Much of America fiercely believes that A) every citizen should have the right to defend their own home with deadly force, and B) that police should kick in the door of any residence that might have drugs inside. You know, to keep our children safe.
This means that raids occur in predawn hours, with police sometimes swarming disoriented, paranoid armed suspects who often have no idea what's going on. If you're about to say that it's a miracle these people don't wind up shooting the cops in a blind panic, well, we have two stories to tell you.
You're Awakened By An Explosion And The Sound Of Someone Smashing Through Your Door. What Do You Do?
First, let's talk about Ray Rosas. Up until 2015, he had never been arrested in his life. He was a law-abiding 42-year-old man who took care of his elderly mother and mentally ill older brother. He lived in Corpus Christi, Texas, and generally did nothing that would ever get him into a Cracked article. However, he did let his nephew crash with him, and he turned to out be a low-level drug dealer. Then, one night, this happened:
"Ray was asleep in his bed by the window on the morning of the raid. He was watching TV. A flashbang grenade came in through the window and hit him in the face, or at least the explosives sent window shards into his face. We don't know what hit him in the face, because nobody took him to get medical care."

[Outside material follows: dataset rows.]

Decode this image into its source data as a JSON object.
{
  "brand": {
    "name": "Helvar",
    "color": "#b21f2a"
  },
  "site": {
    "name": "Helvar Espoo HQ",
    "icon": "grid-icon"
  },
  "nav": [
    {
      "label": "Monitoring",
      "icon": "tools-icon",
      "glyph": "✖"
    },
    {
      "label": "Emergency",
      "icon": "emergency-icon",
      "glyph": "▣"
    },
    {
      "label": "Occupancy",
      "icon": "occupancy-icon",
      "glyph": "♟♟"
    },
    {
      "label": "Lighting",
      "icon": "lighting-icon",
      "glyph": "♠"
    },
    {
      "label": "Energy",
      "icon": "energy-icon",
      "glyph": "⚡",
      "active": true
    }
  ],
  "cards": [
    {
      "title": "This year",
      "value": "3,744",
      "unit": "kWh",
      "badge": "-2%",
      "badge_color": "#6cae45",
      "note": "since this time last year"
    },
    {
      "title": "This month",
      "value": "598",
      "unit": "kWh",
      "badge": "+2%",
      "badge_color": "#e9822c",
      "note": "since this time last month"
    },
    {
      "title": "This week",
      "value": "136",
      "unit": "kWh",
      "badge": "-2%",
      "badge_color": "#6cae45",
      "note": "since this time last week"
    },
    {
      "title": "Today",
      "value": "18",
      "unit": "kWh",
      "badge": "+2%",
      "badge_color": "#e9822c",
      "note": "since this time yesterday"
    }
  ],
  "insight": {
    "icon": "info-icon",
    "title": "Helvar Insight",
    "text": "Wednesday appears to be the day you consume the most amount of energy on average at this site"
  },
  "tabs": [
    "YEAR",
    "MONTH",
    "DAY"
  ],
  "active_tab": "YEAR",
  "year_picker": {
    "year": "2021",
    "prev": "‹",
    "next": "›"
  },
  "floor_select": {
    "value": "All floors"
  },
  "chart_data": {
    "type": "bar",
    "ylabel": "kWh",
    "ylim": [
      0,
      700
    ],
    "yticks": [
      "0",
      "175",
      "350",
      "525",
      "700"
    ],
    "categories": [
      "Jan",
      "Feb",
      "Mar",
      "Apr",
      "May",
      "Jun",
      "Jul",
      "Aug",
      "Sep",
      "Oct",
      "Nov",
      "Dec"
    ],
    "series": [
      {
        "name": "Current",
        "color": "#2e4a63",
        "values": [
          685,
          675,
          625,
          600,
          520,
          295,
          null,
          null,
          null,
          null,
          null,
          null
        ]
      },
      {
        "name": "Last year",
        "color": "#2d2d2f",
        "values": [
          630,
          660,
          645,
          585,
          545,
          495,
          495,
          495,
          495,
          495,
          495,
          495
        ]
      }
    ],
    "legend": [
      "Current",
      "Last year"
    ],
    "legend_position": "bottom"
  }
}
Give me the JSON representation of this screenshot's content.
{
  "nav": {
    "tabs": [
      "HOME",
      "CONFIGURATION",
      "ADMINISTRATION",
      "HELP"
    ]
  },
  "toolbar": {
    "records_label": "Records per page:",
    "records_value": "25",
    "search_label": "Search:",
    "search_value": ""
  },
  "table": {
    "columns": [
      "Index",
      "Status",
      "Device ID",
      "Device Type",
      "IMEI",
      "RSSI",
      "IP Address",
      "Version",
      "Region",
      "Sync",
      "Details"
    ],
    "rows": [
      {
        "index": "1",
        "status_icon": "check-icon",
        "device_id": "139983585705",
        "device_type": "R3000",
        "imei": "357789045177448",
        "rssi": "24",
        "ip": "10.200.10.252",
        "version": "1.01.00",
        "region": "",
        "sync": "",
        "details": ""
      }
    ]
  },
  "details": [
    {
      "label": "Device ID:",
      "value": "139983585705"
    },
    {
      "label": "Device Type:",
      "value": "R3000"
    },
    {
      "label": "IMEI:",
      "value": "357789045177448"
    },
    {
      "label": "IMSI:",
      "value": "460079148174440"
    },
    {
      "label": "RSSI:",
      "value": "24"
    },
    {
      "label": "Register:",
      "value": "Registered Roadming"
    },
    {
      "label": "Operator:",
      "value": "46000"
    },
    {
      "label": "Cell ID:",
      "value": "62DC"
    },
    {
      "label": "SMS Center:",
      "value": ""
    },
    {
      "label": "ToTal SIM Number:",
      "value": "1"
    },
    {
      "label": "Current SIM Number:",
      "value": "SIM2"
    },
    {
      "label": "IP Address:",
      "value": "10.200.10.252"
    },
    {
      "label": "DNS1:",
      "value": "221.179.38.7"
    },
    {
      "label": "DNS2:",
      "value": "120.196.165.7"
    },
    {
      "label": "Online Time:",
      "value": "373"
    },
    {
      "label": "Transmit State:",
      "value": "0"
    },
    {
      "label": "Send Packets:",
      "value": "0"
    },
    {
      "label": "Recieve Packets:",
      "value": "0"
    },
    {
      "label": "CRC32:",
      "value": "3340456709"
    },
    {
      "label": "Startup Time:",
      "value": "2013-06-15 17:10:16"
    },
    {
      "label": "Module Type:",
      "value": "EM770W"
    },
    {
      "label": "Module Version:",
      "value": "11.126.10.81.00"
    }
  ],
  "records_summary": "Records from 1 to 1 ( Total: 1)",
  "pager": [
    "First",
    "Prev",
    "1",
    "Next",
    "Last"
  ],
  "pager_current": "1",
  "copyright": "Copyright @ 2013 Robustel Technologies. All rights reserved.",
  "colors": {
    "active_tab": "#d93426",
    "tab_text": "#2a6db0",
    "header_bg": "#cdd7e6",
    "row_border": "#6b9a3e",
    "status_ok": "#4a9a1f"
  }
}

That's from Rosas' lawyer, Lisa Greenberg. We'll admit she has a bias, but you should know that a jury wound up agreeing with most of what she's going to say here. The police stormed the home, but, like roughly half of Texans, Rosas was a legal gun owner. He responded to his window exploding by opening fire on the source of said explosion. If that response sounds crazy to you, it should be noted that Rosas had been the victim of drive-by shootings before. It was that kind of neighborhood, and he had previously testified against a local gangbanger (meaning he had been expecting retaliation). Rosas hit three police officers -- Steven Brown, Andrew Jordan, and Steven Ruebelmann. All would survive their injuries.
That was not true in the case of Henry "Hank" Magee, another Texan. Unlike Rosas, he was guilty of a crime -- he owned a couple of tiny (six-inch-tall) marijuana plants, and several more seedlings. An informant had told police that Magee ran a sizable grow operation and was armed to the teeth. A Burleson judge issued a warrant, and his trailer was raided. Magee woke up to a terrifying noise, and like Rosas, he had no way of knowing the dark shapes storming through his door were cops and not home invaders there to murder him and his pregnant girlfriend.